Release ¶ 4. Ms. El-Amin waived the 21-day "consideration period," electing to sign the release without consulting an attorney.*fn2 After signing the release -- but before it became effective -- Ms. El- Amin joined three other relators in filing this action on October 24, 1995. The release became effective two days after she filed the complaint.*fn3 Release ¶ 6.
Defendant suggests the Court lacks jurisdiction over the subject matter of Relator Sheila ElAmin's claims because she executed a release, as part of a severance agreement, that purportedly discharged all causes of action against her former employer, George Washington University, including her qui tam claims under the False Claims Act, 31 U.S.C. § 3729 et seq.
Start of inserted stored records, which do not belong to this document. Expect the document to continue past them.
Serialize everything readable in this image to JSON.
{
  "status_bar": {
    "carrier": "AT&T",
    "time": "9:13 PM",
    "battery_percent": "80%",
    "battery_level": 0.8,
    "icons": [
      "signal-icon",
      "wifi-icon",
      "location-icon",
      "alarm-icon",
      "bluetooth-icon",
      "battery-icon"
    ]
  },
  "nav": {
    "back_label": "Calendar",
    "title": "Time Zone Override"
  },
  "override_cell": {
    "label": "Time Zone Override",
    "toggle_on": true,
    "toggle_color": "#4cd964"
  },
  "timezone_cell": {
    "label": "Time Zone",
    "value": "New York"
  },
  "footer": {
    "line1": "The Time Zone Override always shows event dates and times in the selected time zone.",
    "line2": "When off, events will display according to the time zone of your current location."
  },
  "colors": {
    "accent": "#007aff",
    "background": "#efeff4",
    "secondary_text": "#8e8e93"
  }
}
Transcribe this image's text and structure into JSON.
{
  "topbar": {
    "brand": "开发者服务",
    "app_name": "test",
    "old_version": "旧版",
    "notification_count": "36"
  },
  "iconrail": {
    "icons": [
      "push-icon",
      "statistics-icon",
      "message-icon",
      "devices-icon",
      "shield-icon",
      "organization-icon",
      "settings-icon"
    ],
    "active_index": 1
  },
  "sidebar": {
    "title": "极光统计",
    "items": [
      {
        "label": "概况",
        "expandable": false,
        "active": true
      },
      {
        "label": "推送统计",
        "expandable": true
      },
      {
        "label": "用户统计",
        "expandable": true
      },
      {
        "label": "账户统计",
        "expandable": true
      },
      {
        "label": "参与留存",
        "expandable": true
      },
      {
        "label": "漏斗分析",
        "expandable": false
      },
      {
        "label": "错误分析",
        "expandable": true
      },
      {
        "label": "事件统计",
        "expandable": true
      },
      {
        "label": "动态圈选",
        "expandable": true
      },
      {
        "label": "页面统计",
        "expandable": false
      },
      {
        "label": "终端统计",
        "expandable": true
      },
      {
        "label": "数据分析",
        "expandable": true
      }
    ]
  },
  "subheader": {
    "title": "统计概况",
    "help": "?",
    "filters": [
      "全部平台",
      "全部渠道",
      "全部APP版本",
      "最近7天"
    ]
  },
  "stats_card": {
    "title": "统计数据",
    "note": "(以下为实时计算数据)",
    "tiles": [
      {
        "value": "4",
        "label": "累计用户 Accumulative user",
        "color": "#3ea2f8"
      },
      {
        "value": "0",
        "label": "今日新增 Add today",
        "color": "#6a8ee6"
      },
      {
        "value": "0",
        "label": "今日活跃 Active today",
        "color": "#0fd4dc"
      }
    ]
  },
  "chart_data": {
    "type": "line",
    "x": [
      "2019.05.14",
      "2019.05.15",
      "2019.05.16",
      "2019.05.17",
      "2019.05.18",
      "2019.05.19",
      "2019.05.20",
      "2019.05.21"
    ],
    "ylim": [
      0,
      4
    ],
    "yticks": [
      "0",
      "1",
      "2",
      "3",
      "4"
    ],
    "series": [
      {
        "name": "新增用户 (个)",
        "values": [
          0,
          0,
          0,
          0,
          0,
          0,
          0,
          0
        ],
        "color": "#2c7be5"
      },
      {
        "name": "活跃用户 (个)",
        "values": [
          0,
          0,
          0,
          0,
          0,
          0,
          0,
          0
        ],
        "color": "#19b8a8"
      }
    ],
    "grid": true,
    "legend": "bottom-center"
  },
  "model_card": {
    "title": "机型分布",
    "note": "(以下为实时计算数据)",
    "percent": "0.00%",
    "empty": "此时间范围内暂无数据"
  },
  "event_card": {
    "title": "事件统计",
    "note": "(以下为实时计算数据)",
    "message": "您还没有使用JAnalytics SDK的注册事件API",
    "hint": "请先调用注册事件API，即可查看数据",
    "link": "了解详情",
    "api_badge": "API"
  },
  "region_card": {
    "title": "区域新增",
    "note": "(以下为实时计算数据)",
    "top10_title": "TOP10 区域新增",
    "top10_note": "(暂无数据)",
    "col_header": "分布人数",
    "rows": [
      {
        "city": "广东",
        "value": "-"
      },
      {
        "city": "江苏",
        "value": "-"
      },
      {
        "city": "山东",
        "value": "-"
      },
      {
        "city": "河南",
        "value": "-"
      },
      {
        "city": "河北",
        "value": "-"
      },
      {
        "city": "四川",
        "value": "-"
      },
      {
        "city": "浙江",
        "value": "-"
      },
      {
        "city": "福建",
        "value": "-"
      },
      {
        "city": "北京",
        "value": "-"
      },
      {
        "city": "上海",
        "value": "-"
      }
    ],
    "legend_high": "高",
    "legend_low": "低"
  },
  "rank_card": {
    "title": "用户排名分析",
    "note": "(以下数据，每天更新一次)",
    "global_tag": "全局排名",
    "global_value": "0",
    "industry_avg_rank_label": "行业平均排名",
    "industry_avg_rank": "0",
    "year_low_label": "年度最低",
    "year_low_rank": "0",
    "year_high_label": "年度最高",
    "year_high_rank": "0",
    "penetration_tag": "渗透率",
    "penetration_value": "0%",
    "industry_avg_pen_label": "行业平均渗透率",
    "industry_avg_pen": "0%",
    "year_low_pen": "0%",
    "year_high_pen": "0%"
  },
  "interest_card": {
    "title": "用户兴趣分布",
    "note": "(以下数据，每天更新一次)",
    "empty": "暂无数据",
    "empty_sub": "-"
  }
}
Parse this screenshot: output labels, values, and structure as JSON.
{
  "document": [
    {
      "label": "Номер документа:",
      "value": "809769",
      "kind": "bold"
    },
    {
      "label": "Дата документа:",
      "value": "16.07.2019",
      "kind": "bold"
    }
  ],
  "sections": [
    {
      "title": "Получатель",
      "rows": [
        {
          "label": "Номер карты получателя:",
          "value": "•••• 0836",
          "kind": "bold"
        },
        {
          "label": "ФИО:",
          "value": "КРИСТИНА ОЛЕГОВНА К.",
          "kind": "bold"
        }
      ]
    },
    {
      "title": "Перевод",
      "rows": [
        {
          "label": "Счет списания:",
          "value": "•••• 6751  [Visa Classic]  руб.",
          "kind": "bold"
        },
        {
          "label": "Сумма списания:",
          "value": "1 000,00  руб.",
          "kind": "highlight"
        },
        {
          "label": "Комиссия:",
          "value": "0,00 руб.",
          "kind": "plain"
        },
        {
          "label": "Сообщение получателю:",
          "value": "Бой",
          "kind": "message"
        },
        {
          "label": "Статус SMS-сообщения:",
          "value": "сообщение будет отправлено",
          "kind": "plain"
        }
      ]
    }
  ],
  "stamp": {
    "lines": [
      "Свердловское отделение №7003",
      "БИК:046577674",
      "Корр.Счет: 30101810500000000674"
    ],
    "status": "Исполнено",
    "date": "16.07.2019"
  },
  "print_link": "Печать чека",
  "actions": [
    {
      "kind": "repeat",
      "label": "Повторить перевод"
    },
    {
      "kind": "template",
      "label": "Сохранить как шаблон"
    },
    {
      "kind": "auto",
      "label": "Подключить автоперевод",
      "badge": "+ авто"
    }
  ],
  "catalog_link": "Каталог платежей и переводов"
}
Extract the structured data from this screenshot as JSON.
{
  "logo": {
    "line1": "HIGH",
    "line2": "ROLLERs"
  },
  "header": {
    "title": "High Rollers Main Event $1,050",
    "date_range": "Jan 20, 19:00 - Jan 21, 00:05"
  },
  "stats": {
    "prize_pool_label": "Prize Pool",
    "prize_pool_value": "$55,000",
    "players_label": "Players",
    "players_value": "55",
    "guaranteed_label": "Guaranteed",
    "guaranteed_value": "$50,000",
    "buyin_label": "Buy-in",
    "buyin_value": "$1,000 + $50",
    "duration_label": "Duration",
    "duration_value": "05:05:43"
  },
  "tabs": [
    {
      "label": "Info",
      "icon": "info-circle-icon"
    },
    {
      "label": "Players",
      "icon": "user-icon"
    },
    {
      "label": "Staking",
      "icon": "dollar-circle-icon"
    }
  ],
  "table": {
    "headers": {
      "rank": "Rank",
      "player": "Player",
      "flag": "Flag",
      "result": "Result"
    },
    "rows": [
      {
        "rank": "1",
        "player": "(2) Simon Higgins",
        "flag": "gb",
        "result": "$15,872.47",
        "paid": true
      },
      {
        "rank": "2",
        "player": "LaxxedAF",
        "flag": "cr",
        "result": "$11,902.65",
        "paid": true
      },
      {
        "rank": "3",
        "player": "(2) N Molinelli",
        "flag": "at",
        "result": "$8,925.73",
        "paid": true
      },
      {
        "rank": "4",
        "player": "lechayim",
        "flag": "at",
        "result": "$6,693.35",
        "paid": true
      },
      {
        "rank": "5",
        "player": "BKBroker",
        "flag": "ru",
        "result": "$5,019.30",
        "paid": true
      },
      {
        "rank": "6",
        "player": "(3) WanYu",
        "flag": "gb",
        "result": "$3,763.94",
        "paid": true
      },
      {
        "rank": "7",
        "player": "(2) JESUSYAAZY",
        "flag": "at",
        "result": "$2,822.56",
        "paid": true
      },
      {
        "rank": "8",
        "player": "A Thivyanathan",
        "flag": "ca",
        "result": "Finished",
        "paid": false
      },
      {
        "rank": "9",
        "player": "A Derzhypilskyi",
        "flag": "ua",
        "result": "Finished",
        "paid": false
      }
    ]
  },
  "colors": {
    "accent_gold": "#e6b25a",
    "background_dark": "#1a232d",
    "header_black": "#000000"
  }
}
Because she released all causes of action she had against George Washington University, necessarily surrendering her authority to prosecute what amounts to a partial assignment of the government's False Claims Act claims, Defendant argues that Ms. El-Amin has no legally protected interest and, as a consequence, no standing to sue. See United States ex rel. Hall v. Teledyne Wah Chang Albany, 104 F.3d 230 (9th Cir. 1997). Defendant seeks dismissal of her claims under Federal Rule of Civil Procedure 12(b)(1).
In opposition, Relator El-Amin claims that the release, which became effective after the filing of the qui tam complaint, is unenforceable as a matter of public policy. She asserts that the government must have knowledge of the allegations in a qui tam complaint and be given an opportunity to investigate those claims, as well as the terms of the release, before a release becomes enforceable. She notes that there is no evidence that the government was given an opportunity to investigate the terms of the release or the underlying complaint before the release became effective. Relator El-Amin directs the Court to United States ex rel. Longhi v. Lithium Power Techs., Inc., a*fn4 recent opinion entered in the District Court for the Southern District of Texas, where, she says, a similar post-complaint release was held to be unenforceable. Alternatively, Relator El-Amin claims the release does not encompass the claims raised in her qui tam complaint because these claims belong to the United States, not her. She reasons that she could not have unilaterally released claims that belong to the federal government.*fn5
"Under Rule 12(b)(1) of the Federal Rules of Civil Procedure, which governs motions to dismiss for lack of subject matter jurisdiction, 'the plaintiff bears the burden of persuasion to establish subject matter jurisdiction by a preponderance of the evidence.'" Alliance for Democracy v. FEC, 362 F. Supp. 2d 138, 141-42 (D.D.C. 2005) (quoting Pitney Bowes, Inc. v. United States Postal Serv., 27 F. Supp. 2d 15, 19 (D.D.C. 1998)). "For purposes of ruling on a motion to dismiss for want of standing, both the trial and reviewing courts must accept as true all material allegations of the complaint, and must construe the complaint in favor of the complaining party." Warth v. Seldin, 422 U.S. 490, 501, 95 S.Ct. 2197, 2206 (1975) (citing Jenkins v. McKeithen, 395 U.S. 411, 421-22, 89 S.Ct. 1843, 1849 (1969)). "Additionally, in deciding a Rule 12(b)(1) motion, it is well established in this Circuit that a court is not limited to the allegations in the complaint, but may also consider material outside of the pleadings in its effort to determine whether ...